This shift also means that the retail landscape today is richer than ever before in terms of preserving fashion history. Every flea market, thrift shop, and consignment store has become a mini-museum for fashion artifacts, including those made in recent memory and those from many generations ago. This has made the common thrift shop the industry’s engine for creativity, helping to rechurn and recontextualize old trends.
This dynamic is most obvious when you look at how designers rummage through second-hand stores to look for inspiration. Hiroki Nakamura, Frank Leder, Martin Margiela, Nigel Cabourn, and Emilie Casiez have all been known to borrow from the past (Casiez is often pictured on Instagram going to some very cool vintage markets). J. Crew’s higher-end Wallace & Barnes subline is inspired by the vintage pieces that Frank Muytjens and his team once collected for the company’s design archives.
There’s also that story of how Miuccia Prada, head designer of Prada and the founder of its subsidiary Miu Miu, once found a stunningly beautiful, silk faille Balenciaga coat with a rosebud print inside a Parisian vintage shop. Engrossed by the construction, she turned the seams inside-out and admired the detailing. When her friend suggested she should get it, Prada replied: “Oh, I’m not just going to get it. I’m going to copy it.” This is Miuccia’s genius – to be able to unearth the one thing in a vintage shop and know it will be a commercial success. Then to be able to copy it exactly.
Designers also copy in not-so-direct ways. The bell-bottoms craze of the 1960s and ‘70s started with women raiding their local thrift stores for naval uniforms. British and American sailors at that time wore bell-bottom cuffs so they could roll up their trousers while swabbing a deck. Counterculture types, however, knew they could wear the same pants to razz their parents, honor the working class, and strike a bohemian pose. By the time Sonny and Cher donned them on their popular TV show, bell-bottoms had entered mainstream fashion – not because everyone was shopping at thrift stores, but because designers had copied street culture.
The same dynamic plays out today with Hedi Slimane, Demna Gvasalia, and Martine Rose. All three are designers who heavily lift from street culture – including from people who originally got their fashion from thrift stores.
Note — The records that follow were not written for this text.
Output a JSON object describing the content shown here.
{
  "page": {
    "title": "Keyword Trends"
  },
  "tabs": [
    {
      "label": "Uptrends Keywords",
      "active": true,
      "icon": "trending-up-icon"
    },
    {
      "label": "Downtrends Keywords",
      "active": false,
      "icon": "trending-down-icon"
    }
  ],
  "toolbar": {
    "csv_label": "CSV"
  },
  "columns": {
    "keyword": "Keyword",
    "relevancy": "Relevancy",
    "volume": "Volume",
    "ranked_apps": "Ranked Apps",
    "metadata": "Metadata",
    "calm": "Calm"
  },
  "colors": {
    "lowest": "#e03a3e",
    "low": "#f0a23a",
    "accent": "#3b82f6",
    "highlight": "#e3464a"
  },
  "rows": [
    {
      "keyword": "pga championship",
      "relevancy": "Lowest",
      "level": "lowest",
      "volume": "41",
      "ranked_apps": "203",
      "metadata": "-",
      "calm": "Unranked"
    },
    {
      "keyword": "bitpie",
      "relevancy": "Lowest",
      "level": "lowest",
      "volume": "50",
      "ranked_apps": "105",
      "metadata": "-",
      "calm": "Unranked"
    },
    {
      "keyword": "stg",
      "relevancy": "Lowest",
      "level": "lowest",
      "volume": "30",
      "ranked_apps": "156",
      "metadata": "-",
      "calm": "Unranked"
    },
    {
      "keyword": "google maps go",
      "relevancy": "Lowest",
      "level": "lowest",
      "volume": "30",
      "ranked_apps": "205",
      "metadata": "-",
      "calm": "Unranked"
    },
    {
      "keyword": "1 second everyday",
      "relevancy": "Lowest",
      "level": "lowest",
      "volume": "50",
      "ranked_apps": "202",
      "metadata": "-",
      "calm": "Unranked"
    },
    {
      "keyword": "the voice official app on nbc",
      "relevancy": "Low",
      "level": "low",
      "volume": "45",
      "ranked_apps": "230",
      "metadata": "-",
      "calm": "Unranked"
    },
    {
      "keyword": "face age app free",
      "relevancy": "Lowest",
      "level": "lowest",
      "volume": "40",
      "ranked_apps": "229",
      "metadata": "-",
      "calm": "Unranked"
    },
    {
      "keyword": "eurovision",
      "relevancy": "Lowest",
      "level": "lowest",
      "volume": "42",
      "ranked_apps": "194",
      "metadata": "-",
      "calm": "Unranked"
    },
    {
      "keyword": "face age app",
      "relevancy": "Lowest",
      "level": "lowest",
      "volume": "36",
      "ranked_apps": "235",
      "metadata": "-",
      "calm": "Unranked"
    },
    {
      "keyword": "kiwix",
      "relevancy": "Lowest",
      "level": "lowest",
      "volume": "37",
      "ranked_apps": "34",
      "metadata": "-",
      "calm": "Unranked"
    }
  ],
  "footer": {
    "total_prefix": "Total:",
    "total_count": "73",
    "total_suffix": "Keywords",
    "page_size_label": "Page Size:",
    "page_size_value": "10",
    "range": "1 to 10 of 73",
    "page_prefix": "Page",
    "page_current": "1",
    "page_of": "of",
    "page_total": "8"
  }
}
In an interview with The Fashion Law, Courtney Love said of Slimane’s Saint Laurent’s collections: “The girl in the brown coat says it all. I love it. It reminds me of Value Village. Real grunge. I love that rich ladies are going to pay a fortune to look like we used to look when we had nothing.”
Shopping vintage isn’t just a smart way to save money, it can also be a way to improve a wardrobe. I particularly like French chore coats, military field jackets, denim truckers, OG-107 green fatigues, thick belts, and silver jewelry. Don’t be shy about checking out your local thrift stores and consignment shops – many of today’s designer pieces are just riffs on old pieces anyway. Online, I like browsing Wooden Sleepers, Canoe Club, imogene + willie, Etsy, and Put This On’s Shop (note, I write for PTO’s blog, although the shop is a separate operation). Acorn Vintage, Brut Clothing, Saunders Militaria, and Fort General Store on Instagram are also great for ogling.
(photos via Brut Clothing, Wooden Sleepers, Emilie Casiez, Acorn Vintage, and Fort General Store)